I have to sidestep it’s a little bit I really can’t speak to the volumes or the applications where the timing of Apple’s business. We can speak to the fact that we are starting to ramp up production and moving to volume manufacturing. We can talk to the startup challenges that we’ve had. This is one very massive undertaking that we taken on. But I really can’t, and for others who might be on the line were going to ask me some of the questions, really discuss Apple’s trotted line plans or timing.
An Example of American Manufacturing Expertise in the Making?
In fact, it appears that GTAT’s transition from a manufacturing equipment supplier to an end product manufacturer has come so recently that they haven’t yet been able to update their marketing materials to reflect the dramatic shift. After a little digging, we found this very interesting GTAT promotional video (no longer on their YouTube channel, probably because it promotes their factory technology sales).
The video provides an overview of the long, arduous process of starting from a crystal seed to final production of a large sized sapphire boule; the whole manufacturing cycles takes an astonishing 16 – 17 days from start to finish! We have a fingers crossed for GTAT. If this project reaches its full potential, it represents a dramatic endorsement of the resurgence in American manufacturing. We look forward to the Apple announcements early next week and we will be back after that with an assessment on what we’ve learned and what it means for the manufacturing industry.
Formaspace is Part of the American Revolution in Manufacturing
Here at Formaspace we take great pride in providing industrial furniture solutions for manufacturing. We offer a complete line of stock, semi-custom and custom-made furniture, including electronic assembly workbenches, drafting tables, computer workstations, industrial workbenches, lab benches, packing tables and more. We encourage you to join our roster of well-known clients — including Apple Computer, Boeing, Dell, Eli Lilly, Exxon Mobile, Ford, General Electric, Intel, Lockheed Martin, Medtronic, NASA, Novartis, Stanford University and Toyota.

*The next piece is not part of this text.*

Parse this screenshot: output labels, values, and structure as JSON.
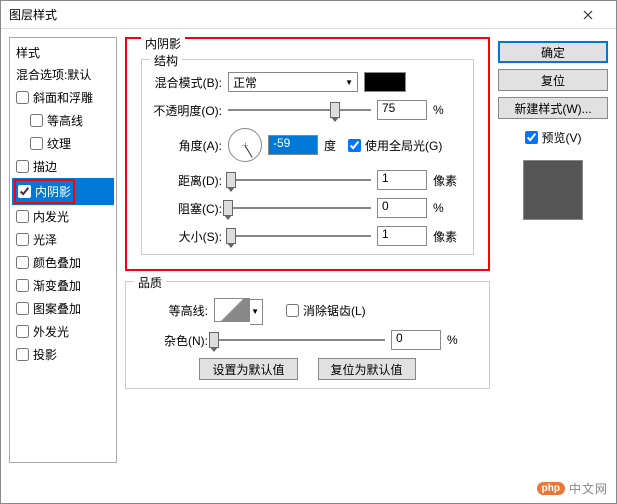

All our furniture is Made-in-America right here at our factory headquarters in Austin, Texas. We stand behind our products with the industry’s best guarantee: a full 12 years. Why not give us a call today at 800.251.1505 to learn more about our full line furniture as well as our furniture consulting and space planning services.